2. Ludicrous can describe either something funny that provokes laughter, or something ridiculous and laughable, not worthy of serious consideration.

Intended for play or pastime, sportive; borrowed from Latin ludicrus, from ludicrum source of amusement, joke, from ludere to play. The current sense of causing derisive laughter, ridiculous, is first recorded in English in 1782, in Frances Burney's Cecilia.

A deception or mocking.
ludi publici:
In Roman antiquity, ludi publici (LYOO digh PUB li sigh) were public games and spectacles, including athletic competitions, horse and chariot races, exhibitions of the arena and theater. Ludi Cercenses (sur SEN seez) were games of the Circus; ludi scenici (SEN i sigh) of the theater. Some were named for particular festivals: ludi Apollinares (uh pol" i NAY reez), in honor of Apollo, chiefly theatrical; ludi Romani (roh MAY nigh), in honor of Jupiter, in September; and ludi Megalenses (meg" uh LEN seez), in honor of the Magna Mater, April 4 to April 10.

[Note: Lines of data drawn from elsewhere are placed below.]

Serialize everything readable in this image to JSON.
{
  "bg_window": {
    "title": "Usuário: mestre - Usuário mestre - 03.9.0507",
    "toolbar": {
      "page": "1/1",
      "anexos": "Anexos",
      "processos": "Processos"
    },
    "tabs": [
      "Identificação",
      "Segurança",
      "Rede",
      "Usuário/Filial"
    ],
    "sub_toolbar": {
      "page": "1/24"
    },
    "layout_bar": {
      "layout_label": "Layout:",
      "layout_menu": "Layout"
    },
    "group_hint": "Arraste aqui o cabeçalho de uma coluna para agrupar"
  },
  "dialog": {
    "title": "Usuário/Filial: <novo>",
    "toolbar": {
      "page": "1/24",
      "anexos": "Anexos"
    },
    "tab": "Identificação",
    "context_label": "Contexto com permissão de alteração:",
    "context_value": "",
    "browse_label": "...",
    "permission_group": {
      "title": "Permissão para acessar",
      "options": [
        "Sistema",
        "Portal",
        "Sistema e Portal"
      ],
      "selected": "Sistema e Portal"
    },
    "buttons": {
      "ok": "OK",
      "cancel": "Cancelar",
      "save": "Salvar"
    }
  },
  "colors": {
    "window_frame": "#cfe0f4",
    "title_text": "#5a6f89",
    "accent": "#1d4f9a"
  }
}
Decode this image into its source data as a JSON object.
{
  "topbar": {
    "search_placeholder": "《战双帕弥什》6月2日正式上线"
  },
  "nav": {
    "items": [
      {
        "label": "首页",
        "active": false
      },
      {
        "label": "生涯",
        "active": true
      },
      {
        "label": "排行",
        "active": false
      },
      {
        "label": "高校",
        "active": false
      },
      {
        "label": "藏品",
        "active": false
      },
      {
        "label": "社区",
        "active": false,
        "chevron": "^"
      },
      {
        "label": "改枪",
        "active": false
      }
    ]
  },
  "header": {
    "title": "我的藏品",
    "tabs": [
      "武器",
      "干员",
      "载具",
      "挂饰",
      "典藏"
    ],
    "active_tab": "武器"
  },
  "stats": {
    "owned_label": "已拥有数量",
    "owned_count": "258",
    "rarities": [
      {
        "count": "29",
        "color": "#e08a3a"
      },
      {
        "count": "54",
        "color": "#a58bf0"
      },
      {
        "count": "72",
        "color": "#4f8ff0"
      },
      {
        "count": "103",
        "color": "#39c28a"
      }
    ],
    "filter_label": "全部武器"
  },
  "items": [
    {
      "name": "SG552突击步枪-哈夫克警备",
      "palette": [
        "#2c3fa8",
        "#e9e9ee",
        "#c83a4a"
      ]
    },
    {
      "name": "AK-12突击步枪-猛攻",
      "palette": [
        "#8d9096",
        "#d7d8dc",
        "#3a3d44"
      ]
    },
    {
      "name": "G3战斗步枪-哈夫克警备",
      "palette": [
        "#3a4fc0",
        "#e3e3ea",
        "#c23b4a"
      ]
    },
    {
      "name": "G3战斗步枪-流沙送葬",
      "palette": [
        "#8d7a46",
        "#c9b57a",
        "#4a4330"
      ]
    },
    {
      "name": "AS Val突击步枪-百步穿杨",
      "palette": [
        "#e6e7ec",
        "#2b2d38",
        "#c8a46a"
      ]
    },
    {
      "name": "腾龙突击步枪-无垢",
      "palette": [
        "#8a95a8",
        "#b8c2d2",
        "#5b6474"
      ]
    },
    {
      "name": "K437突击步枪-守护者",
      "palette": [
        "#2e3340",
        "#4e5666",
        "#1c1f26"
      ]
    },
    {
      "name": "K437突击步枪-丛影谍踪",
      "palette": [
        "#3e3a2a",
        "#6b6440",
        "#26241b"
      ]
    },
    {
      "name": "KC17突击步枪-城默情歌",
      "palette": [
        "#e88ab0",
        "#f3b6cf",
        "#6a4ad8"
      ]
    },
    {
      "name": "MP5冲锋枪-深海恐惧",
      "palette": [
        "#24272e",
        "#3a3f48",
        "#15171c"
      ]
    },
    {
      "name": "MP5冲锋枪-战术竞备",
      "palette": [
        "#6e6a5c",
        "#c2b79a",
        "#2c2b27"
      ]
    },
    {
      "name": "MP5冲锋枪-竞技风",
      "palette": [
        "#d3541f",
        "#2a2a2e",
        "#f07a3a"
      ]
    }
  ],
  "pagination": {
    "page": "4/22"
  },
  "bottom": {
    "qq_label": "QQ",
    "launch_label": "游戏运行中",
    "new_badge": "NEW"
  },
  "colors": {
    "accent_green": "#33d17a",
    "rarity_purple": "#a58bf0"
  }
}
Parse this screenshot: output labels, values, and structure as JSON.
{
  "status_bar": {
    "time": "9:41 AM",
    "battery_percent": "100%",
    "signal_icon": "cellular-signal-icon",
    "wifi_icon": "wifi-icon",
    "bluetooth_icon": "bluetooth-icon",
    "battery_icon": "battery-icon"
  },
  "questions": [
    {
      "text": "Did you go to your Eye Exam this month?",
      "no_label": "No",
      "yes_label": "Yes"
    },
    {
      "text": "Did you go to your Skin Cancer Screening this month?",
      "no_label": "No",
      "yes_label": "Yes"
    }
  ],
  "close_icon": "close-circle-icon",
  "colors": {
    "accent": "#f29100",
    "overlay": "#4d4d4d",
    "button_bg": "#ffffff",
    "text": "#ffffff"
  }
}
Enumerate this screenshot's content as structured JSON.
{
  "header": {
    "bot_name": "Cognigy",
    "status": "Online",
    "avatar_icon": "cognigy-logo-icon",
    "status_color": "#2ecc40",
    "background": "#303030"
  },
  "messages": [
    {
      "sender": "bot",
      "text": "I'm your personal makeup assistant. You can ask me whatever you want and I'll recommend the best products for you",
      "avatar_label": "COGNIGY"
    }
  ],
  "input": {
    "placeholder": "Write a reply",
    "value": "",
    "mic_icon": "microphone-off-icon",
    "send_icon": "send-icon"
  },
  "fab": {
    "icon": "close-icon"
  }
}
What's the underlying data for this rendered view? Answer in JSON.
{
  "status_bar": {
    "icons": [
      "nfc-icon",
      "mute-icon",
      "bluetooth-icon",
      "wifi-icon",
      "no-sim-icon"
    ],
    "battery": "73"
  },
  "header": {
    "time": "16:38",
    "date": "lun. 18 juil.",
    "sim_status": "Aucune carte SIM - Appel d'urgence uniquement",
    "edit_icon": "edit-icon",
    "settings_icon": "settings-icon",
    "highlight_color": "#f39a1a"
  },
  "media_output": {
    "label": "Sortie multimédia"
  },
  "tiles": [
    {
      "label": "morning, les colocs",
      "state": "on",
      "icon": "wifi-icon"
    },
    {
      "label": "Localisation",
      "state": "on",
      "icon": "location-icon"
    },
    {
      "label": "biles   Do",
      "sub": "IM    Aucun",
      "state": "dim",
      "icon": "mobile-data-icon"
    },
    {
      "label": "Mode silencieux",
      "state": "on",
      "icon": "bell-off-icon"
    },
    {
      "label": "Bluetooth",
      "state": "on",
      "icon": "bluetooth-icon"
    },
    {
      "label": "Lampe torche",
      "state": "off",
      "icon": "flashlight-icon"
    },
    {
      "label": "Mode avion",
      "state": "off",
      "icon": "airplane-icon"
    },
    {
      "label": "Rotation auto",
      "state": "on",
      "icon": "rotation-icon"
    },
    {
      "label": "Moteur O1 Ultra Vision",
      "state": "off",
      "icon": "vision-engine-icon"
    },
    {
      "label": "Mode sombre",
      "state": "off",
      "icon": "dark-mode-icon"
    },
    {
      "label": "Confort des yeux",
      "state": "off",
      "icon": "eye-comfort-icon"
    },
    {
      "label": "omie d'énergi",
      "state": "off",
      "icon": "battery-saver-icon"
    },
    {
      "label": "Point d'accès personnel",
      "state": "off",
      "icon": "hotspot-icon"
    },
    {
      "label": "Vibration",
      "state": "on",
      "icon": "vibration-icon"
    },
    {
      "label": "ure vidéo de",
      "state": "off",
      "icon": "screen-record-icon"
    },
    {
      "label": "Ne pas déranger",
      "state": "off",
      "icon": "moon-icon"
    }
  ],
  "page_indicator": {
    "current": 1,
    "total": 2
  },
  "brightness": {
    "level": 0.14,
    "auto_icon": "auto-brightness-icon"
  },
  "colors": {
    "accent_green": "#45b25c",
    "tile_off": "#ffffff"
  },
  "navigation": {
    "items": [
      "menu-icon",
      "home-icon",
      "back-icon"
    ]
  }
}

1. A game, played with dice and counters on a special board.
2. A kind of simple play.
ludus love:
A clinical term used in human sexuality to describe "playful, meaningless love".
1. In music, a concluding piece or movement played at the end of an oratorio or the like; a concluding voluntary.
2. A written or spoken epilogue; an afterword, a conclusion.
1. A preliminary performance, action, event, or condition, coming before and introducing one of more importance; an introduction, preface (to a literary work).
2. In music, a movement or piece forming the introduction to a musical work; especially such a movement preceding a fugue or forming the first piece of a suite.
The performance of a prelude; a prelude or introduction.
1. A display introductory to a game, performance, or entertainment; a prelude, preliminary essay or attempt.
2. A literary production intended as a preliminary dissertation on a subject which the author intends to treat more fully; a preliminary essay or article; a slight literary production.